'The Kid Stays in the Picture' Director Brett Morgen Remembers Robert Evans: 'The Greatest Production of All Was His Life'
Legendary producer and studio chief behind The Godfather and Chinatown died Saturday at age 89
Filmmaker Brett Morgen is joining movie industry luminaries paying tribute to famed studio chief and producer Robert Evans, whose death was announced by Evans' family on Monday. Evans ran Paramount Pictures from 1966-1974, shepherding to the screen Rosemary's Baby, Love Story, The Godfather, and Serpico, and later produced Chinatown, Marathon Man and Urban Cowboy. He died on Saturday of undisclosed causes at the age of 89.
Morgen directed, along with Nanette Burstein, the 2002 documentary The Kid Stays in the Picture, which helped restore Evans' reputation after a severe cocaine habit and other scandals had wrecked his career.
"Bob Evans produced some of the greatest films of all time, but the greatest production of all, was his life," Morgen wrote on Twitter. "When you were with Bob, there was nowhere else on Earth you’d rather be. He was funnier, sweeter and more charming than the character he created."
Morgen and Burstein based their film on Evans' memoir, a colorful account of the Hollywood insider's rise and eventual banishment from the business. Evans began his career as an actor, possessing movie star good looks, but abandoned that to pursue producing opportunities, later joining the executive ranks. The cocaine addiction and a murder investigation involving the death of an investor on The Cotton Club - the 1983 film Evans produced and Francis Ford Coppola directed - damaged him in Hollywood.
Evans was married at least half a dozen times, once to actress Ali MacGraw. Stories about him became legend, largely because many of the films he championed impacted the culture so profoundly, including Coppola's The Godfather. At a Q&A at the Tribeca Film Festival last year Coppola recalled Evans insisting that Robert Redford be cast in the role of Michael Corleone (the part eventually played by Al Pacino), because, in Coppola's view, Evans identified with the glamorous, good-looking Redford and was, in effect, projecting himself into the part.

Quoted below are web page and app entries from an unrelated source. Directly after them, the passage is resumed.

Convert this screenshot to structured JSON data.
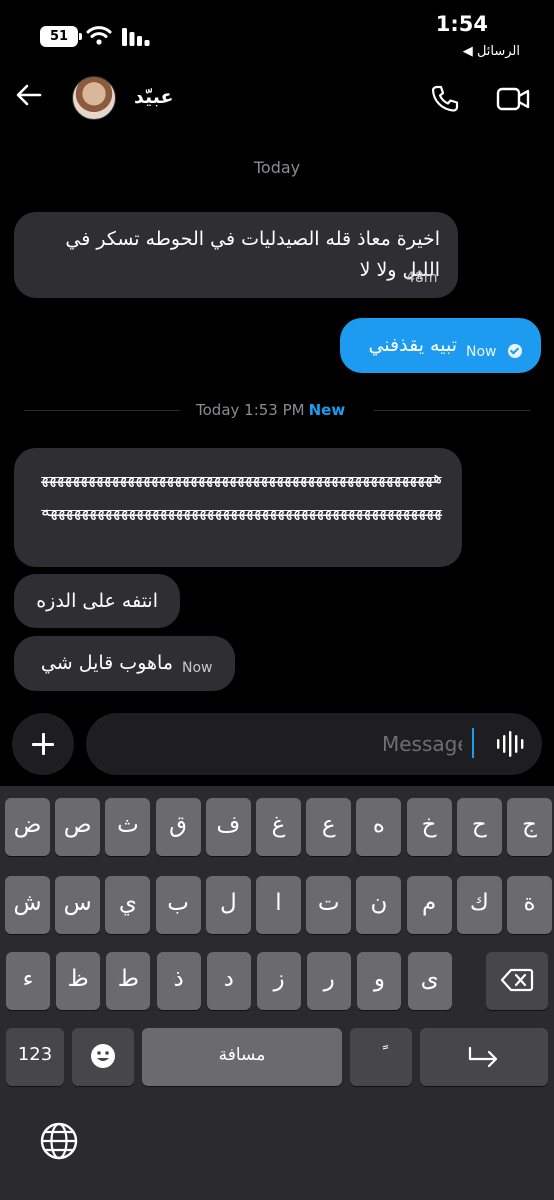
{
  "status_bar": {
    "time": "1:54",
    "back_label": "◀ الرسائل",
    "battery": "51"
  },
  "header": {
    "contact_name": "عبيّد"
  },
  "thread": {
    "day_label": "Today",
    "divider_text": "Today 1:53 PM",
    "divider_new": "New",
    "messages": [
      {
        "text": "اخيرة معاذ قله الصيدليات في الحوطه تسكر في الليل ولا لا",
        "time": "48m",
        "from": "contact"
      },
      {
        "text": "تبيه يقذفني",
        "time": "Now",
        "from": "me",
        "status": "read"
      },
      {
        "text": "هههههههههههههههههههههههههههههههههههههههههههههههههههههههههههههههههههههههههههههههههههههههههههههههههههههه",
        "from": "contact"
      },
      {
        "text": "انتفه على الدزه",
        "from": "contact"
      },
      {
        "text": "ماهوب قايل شي",
        "time": "Now",
        "from": "contact"
      }
    ]
  },
  "composer": {
    "placeholder": "Message",
    "value": ""
  },
  "keyboard": {
    "row1": [
      "ض",
      "ص",
      "ث",
      "ق",
      "ف",
      "غ",
      "ع",
      "ه",
      "خ",
      "ح",
      "ج"
    ],
    "row2": [
      "ش",
      "س",
      "ي",
      "ب",
      "ل",
      "ا",
      "ت",
      "ن",
      "م",
      "ك",
      "ة"
    ],
    "row3": [
      "ء",
      "ظ",
      "ط",
      "ذ",
      "د",
      "ز",
      "ر",
      "و",
      "ى"
    ],
    "numbers_label": "123",
    "space_label": "مسافة",
    "tanween_label": "ً"
  }
}
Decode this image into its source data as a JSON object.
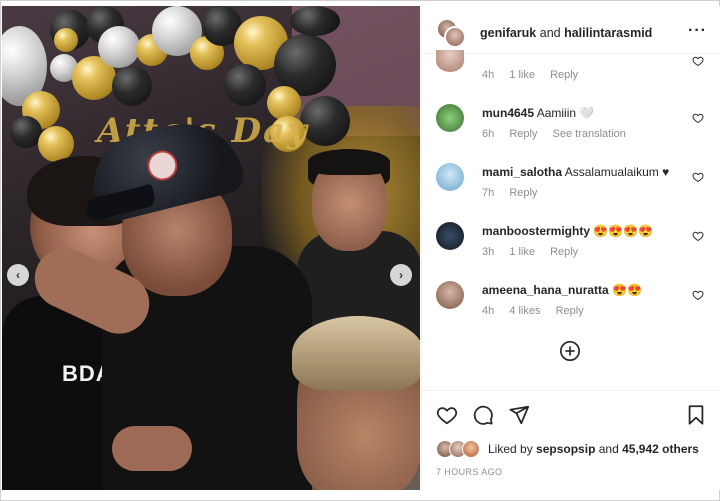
{
  "header": {
    "user1": "genifaruk",
    "connector": "and",
    "user2": "halilintarasmid",
    "more_icon": "more-horizontal-icon"
  },
  "photo": {
    "sign_text": "Atta's Day",
    "shirt_text": "BDAY B",
    "prev_icon": "chevron-left-icon",
    "next_icon": "chevron-right-icon"
  },
  "comments": [
    {
      "username": "",
      "text": "",
      "time": "4h",
      "likes": "1 like",
      "reply": "Reply",
      "avatar_color": "#c9a9a0"
    },
    {
      "username": "mun4645",
      "text": "Aamiiin 🤍",
      "time": "6h",
      "likes": "",
      "reply": "Reply",
      "translate": "See translation",
      "avatar_color": "#4f7a45"
    },
    {
      "username": "mami_salotha",
      "text": "Assalamualaikum ♥",
      "time": "7h",
      "likes": "",
      "reply": "Reply",
      "avatar_color": "#7fb4d8"
    },
    {
      "username": "manboostermighty",
      "text": "😍😍😍😍",
      "time": "3h",
      "likes": "1 like",
      "reply": "Reply",
      "avatar_color": "#1e2a3a"
    },
    {
      "username": "ameena_hana_nuratta",
      "text": "😍😍",
      "time": "4h",
      "likes": "4 likes",
      "reply": "Reply",
      "avatar_color": "#b58a76"
    }
  ],
  "actions": {
    "like_icon": "heart-icon",
    "comment_icon": "comment-icon",
    "share_icon": "send-icon",
    "save_icon": "bookmark-icon"
  },
  "likes": {
    "prefix": "Liked by",
    "user": "sepsopsip",
    "middle": "and",
    "count": "45,942 others"
  },
  "timestamp": "7 HOURS AGO",
  "colors": {
    "link_blue": "#00376b",
    "meta_gray": "#8e8e8e",
    "heart_red": "#c0152f"
  }
}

Coppola and Evans often clashed creatively, but the director recalled him on Monday with fondness.
"I remember Bob Evans’ charm, good looks, enthusiasm, style, and sense of humor,” Coppola said in a statement. “He had strong instincts as evidenced by the long list of great films in his career. When I worked with Bob, some of his helpful ideas included suggesting John Marley as Woltz and Sterling Hayden as the Police Captain, and his ultimate realization that ‘The Godfather’ could be 2 hours and 45 minutes in length... May the kid always stay in the picture."
The memoir and subsequent documentary helped remind Hollywood (and the public) of what a force Evans had been.
"The Kid Stays in the Picture is narrated by Mr. Evans in his distinctive voice and storytelling manner," Focus Features notes on its web page for the documentary. That style of speaking, which the New York Times described as a "gurgle-mumble," is partly what gave the film its memorably intimate tone. It felt like Evans was whispering stories in your ear at some impossibly exclusive Hollywood cocktail party.
"Through the years, Evans's closest friends have included Warren Beatty, Jack Nicholson, Roman Polanski, Henry Kissinger, and Dustin Hoffman," the Focus Features website adds. "Long considered one of Tinseltown's most enduring bachelors, Evans has enjoyed meaningful love affairs with some of the most beautiful women of the past half-century, including Ava Gardner, Grace Kelly, Lana Turner, Ali MacGraw, Cheryl Tiegs, Raquel Welch, and Margaux Hemingway. The Kid Stays in the Picture shares gripping anecdotes and Evans's unusual friendships and follows the thread of his tumultuous love life."
Matthew Carey is a documentary filmmaker and journalist. His work has appeared on Deadline.com, CNN, CNN.com, TheWrap.com, NBCNews.com and in Documentary magazine.